What is the number of lines in these entries that include "Ελλάδα"? Write that number and no other text.

****************************************

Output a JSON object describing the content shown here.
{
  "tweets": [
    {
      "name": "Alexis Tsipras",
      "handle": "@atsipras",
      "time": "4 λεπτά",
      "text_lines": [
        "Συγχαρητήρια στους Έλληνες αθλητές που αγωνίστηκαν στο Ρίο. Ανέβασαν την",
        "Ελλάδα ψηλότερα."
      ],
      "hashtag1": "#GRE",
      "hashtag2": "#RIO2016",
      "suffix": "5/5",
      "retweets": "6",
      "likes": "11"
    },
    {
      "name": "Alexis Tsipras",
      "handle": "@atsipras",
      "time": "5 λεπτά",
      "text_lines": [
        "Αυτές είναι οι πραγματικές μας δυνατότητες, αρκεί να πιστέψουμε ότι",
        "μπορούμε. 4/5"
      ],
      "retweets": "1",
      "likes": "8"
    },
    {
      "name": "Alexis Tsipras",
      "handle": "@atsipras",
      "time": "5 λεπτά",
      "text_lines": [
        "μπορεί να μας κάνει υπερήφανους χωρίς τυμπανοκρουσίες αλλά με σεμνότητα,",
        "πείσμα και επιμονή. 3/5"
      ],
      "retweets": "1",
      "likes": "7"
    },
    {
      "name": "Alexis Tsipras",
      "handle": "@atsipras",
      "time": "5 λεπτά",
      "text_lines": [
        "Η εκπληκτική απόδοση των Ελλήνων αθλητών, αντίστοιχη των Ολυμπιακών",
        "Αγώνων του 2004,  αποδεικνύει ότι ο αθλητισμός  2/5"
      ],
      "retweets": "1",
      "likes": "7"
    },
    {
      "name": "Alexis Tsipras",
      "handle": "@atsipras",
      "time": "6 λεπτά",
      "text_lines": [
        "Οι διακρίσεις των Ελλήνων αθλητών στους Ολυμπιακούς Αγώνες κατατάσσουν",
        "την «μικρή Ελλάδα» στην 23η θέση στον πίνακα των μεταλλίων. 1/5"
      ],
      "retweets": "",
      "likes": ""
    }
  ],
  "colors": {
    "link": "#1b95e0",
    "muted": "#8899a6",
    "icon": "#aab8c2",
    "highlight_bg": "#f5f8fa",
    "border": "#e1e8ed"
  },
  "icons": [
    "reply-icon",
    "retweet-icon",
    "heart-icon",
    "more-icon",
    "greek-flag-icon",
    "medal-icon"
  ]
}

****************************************

→ **Expected output**:
2